Where does the word "name" show up in the records? Copy every line that has it.

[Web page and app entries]
%%
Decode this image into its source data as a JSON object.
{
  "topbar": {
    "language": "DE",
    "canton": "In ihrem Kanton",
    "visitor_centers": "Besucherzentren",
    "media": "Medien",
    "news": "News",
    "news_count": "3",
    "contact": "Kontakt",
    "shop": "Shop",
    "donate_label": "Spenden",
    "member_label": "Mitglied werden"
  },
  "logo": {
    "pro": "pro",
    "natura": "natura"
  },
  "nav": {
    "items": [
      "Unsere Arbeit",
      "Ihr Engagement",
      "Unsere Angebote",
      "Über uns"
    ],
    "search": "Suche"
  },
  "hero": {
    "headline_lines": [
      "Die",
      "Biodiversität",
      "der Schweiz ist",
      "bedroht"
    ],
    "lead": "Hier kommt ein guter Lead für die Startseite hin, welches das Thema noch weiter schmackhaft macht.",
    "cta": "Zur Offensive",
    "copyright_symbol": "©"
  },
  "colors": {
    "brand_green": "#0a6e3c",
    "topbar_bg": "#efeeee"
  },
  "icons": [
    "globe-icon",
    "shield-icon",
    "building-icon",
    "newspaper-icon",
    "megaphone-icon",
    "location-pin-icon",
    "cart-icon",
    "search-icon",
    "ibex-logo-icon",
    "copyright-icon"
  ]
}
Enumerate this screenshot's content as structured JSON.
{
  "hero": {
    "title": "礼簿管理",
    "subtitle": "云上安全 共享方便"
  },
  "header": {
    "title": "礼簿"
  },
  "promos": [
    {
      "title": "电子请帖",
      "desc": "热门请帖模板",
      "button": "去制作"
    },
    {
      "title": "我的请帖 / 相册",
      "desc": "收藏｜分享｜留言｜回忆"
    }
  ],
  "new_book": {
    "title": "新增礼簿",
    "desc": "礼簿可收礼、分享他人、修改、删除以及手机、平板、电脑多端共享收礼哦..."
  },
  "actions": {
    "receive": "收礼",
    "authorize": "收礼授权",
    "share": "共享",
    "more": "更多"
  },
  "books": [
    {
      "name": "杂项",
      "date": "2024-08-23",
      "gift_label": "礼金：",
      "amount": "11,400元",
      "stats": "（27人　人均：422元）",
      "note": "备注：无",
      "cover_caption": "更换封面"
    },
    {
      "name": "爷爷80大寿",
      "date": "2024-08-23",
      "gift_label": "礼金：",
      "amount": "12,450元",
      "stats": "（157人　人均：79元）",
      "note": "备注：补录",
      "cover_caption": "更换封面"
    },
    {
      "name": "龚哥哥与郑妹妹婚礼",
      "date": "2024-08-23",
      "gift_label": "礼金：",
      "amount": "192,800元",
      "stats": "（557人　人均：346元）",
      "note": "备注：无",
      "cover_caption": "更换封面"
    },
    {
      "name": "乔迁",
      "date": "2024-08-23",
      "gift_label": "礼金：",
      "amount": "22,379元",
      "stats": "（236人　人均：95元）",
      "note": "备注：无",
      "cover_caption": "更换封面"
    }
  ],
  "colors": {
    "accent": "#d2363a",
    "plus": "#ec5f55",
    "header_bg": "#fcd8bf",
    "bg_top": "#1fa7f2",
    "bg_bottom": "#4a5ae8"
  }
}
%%
| Task output |
      "name": "杂项",
      "name": "爷爷80大寿",
      "name": "龚哥哥与郑妹妹婚礼",
      "name": "乔迁",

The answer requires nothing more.